Your assignment
Show the lines below that contain the string "Network".

Dataset entries below:

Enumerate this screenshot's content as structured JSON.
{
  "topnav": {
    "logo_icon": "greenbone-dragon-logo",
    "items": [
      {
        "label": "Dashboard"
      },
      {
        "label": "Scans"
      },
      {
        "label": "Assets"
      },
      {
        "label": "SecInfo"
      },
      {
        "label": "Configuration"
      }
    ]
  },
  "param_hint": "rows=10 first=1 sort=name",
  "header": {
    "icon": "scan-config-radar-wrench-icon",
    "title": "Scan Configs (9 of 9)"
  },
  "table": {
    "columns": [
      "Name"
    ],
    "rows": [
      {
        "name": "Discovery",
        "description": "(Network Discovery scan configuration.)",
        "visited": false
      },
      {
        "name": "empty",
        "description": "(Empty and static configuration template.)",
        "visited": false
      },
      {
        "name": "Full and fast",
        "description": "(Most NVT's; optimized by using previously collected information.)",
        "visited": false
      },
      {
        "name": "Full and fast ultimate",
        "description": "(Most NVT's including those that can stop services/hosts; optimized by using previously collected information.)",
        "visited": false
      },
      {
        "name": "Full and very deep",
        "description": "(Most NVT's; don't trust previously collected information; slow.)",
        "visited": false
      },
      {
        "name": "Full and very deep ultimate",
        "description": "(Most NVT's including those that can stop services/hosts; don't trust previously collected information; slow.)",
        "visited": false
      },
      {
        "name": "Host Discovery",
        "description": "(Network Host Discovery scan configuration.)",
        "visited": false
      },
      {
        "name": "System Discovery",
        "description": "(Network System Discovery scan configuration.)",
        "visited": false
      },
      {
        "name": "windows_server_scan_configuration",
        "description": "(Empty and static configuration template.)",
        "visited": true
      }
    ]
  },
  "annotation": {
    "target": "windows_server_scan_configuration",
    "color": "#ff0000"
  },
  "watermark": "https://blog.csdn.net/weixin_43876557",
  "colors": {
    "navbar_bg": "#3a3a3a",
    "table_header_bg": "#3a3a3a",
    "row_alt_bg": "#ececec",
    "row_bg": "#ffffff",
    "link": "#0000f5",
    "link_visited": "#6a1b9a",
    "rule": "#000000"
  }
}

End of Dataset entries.

Answer to this task
        "description": "(Network Discovery scan configuration.)",
        "description": "(Network Host Discovery scan configuration.)",
        "description": "(Network System Discovery scan configuration.)",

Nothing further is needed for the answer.